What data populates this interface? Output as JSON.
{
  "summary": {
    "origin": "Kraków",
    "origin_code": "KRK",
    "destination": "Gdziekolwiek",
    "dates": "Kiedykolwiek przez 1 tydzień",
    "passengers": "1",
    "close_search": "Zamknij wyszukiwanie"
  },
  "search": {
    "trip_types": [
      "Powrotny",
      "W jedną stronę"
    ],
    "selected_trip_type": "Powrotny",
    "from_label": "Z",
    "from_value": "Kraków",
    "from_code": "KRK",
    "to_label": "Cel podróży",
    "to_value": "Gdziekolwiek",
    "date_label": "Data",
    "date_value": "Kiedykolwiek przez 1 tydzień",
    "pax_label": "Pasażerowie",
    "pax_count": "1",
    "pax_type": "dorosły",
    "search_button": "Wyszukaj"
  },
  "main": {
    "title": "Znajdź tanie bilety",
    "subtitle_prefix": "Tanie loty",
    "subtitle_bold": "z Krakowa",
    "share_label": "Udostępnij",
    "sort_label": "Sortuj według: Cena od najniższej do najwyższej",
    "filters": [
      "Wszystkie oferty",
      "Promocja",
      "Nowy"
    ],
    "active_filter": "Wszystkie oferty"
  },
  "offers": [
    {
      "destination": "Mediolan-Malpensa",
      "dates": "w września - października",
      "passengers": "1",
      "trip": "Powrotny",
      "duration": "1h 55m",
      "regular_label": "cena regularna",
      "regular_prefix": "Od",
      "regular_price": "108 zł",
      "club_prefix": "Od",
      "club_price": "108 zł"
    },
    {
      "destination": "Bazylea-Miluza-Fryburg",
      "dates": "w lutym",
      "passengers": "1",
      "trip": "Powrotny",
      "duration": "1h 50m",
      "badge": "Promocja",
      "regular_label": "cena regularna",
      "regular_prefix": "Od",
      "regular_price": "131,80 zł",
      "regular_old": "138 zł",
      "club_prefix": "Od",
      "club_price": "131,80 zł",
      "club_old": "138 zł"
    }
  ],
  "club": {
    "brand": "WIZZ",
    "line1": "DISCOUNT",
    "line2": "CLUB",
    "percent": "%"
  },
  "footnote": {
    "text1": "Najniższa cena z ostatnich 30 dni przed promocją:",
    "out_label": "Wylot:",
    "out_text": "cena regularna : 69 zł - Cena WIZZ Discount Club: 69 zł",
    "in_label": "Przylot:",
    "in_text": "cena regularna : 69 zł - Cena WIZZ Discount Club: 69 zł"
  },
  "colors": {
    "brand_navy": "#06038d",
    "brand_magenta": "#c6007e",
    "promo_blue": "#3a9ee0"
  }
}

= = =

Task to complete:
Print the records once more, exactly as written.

Answer to the problem:
What data populates this interface? Output as JSON.
{
  "summary": {
    "origin": "Kraków",
    "origin_code": "KRK",
    "destination": "Gdziekolwiek",
    "dates": "Kiedykolwiek przez 1 tydzień",
    "passengers": "1",
    "close_search": "Zamknij wyszukiwanie"
  },
  "search": {
    "trip_types": [
      "Powrotny",
      "W jedną stronę"
    ],
    "selected_trip_type": "Powrotny",
    "from_label": "Z",
    "from_value": "Kraków",
    "from_code": "KRK",
    "to_label": "Cel podróży",
    "to_value": "Gdziekolwiek",
    "date_label": "Data",
    "date_value": "Kiedykolwiek przez 1 tydzień",
    "pax_label": "Pasażerowie",
    "pax_count": "1",
    "pax_type": "dorosły",
    "search_button": "Wyszukaj"
  },
  "main": {
    "title": "Znajdź tanie bilety",
    "subtitle_prefix": "Tanie loty",
    "subtitle_bold": "z Krakowa",
    "share_label": "Udostępnij",
    "sort_label": "Sortuj według: Cena od najniższej do najwyższej",
    "filters": [
      "Wszystkie oferty",
      "Promocja",
      "Nowy"
    ],
    "active_filter": "Wszystkie oferty"
  },
  "offers": [
    {
      "destination": "Mediolan-Malpensa",
      "dates": "w września - października",
      "passengers": "1",
      "trip": "Powrotny",
      "duration": "1h 55m",
      "regular_label": "cena regularna",
      "regular_prefix": "Od",
      "regular_price": "108 zł",
      "club_prefix": "Od",
      "club_price": "108 zł"
    },
    {
      "destination": "Bazylea-Miluza-Fryburg",
      "dates": "w lutym",
      "passengers": "1",
      "trip": "Powrotny",
      "duration": "1h 50m",
      "badge": "Promocja",
      "regular_label": "cena regularna",
      "regular_prefix": "Od",
      "regular_price": "131,80 zł",
      "regular_old": "138 zł",
      "club_prefix": "Od",
      "club_price": "131,80 zł",
      "club_old": "138 zł"
    }
  ],
  "club": {
    "brand": "WIZZ",
    "line1": "DISCOUNT",
    "line2": "CLUB",
    "percent": "%"
  },
  "footnote": {
    "text1": "Najniższa cena z ostatnich 30 dni przed promocją:",
    "out_label": "Wylot:",
    "out_text": "cena regularna : 69 zł - Cena WIZZ Discount Club: 69 zł",
    "in_label": "Przylot:",
    "in_text": "cena regularna : 69 zł - Cena WIZZ Discount Club: 69 zł"
  },
  "colors": {
    "brand_navy": "#06038d",
    "brand_magenta": "#c6007e",
    "promo_blue": "#3a9ee0"
  }
}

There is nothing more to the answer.